One word is a chunk of language, having both static and dynamic characteristics. As words are added, dynamic characteristics of each word changes, in relationship to every other word. Thus, a five-word sentence can comprise millions of relational values. With each user interaction, values change again. Machine learning enables Writesof’s NLG to use these relational values to predict how content edits and product page version changes will influence user engagement and conversion. When a chunk of content is removed, added, or revised, each revision (edit decisions for product pages) will correlate to changes in user behaviors and actions on that page.
values will change will correlate, given any edit to chunks of language in a product page. . change, by context, tone, persuasion, resonance, etc.
Product communications with NLG is a bit more tricky than other NLG solutions.
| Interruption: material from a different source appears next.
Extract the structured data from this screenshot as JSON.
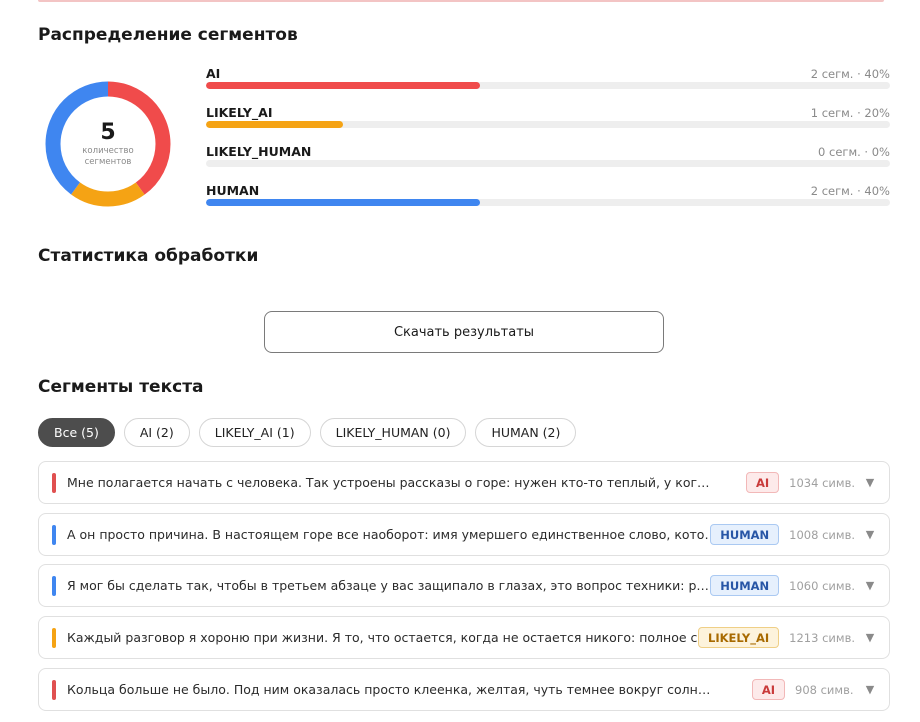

Product language is selected by predicting the ways in which a target audience will perceive the language.
Product features can be written in a subjective or objective manner – usually with a mixture of both. Benefits and advantages, on the other hand, are communicated with subjectieity, even a bit of romancing. Personalization, storytelling and conversation-styled product messaging presents further challenges for most NLG systems. Writesof overcomes such challenges with machine learning. Today, we are capable of analyzing billions of product pages in a single category. This enables our system to learn from virtually every word that has ever been published about a particular type of product – from abstract paintings to zebra print shoes. No matter how complex and unique a product is, chances are that its features and benefits are described with similar language soemwhere else on the internet. Writesof knows how to hunt down this language, retrieve it, parse it into chunks of language, and analyze it human writers have gone to great lengths to present its features and benefitsproducts withEven so, This is where machine learning comes in play. Writesof can analyze massive product catalogs, extracting billions of words of text to train our systems how features and benefits have been described before. We never plagiarize. If a red shoe is described as, “… radiant red that stands out in a crowd”, our systems may repurpose the phrase “radiant red” or “stands out in a crowd”, but it would never use these two chunks of language together on a product page. But there is nothing particularly novel about the two phrases individually. And since the language was retrieved from a product page, our system will never use it to describe a red car or red headphones. That’s how machine learning works – connecting relevant data together, each data point valued by hundreds or thousands of dimensions. In the red shoe example, one dimension is the product category shoe, and another is red. Still, another might be woman (user attribute), and so on.
enefits, on the other hand, are purely subjective. So when the machine is making a decision on how to describe a product’s color, for example, it must first understand how the user perceives the value of the color. By limiting the scope of our NLG solutions to write about product features, benefits, advantages, uses, and persuasive devices, we are better equipped to analyze how descriptive, illustrative, and persuasive language connects to a product’s attributes. ords connect to product attributes , but unless you are analyzing text within a specific scope and objective,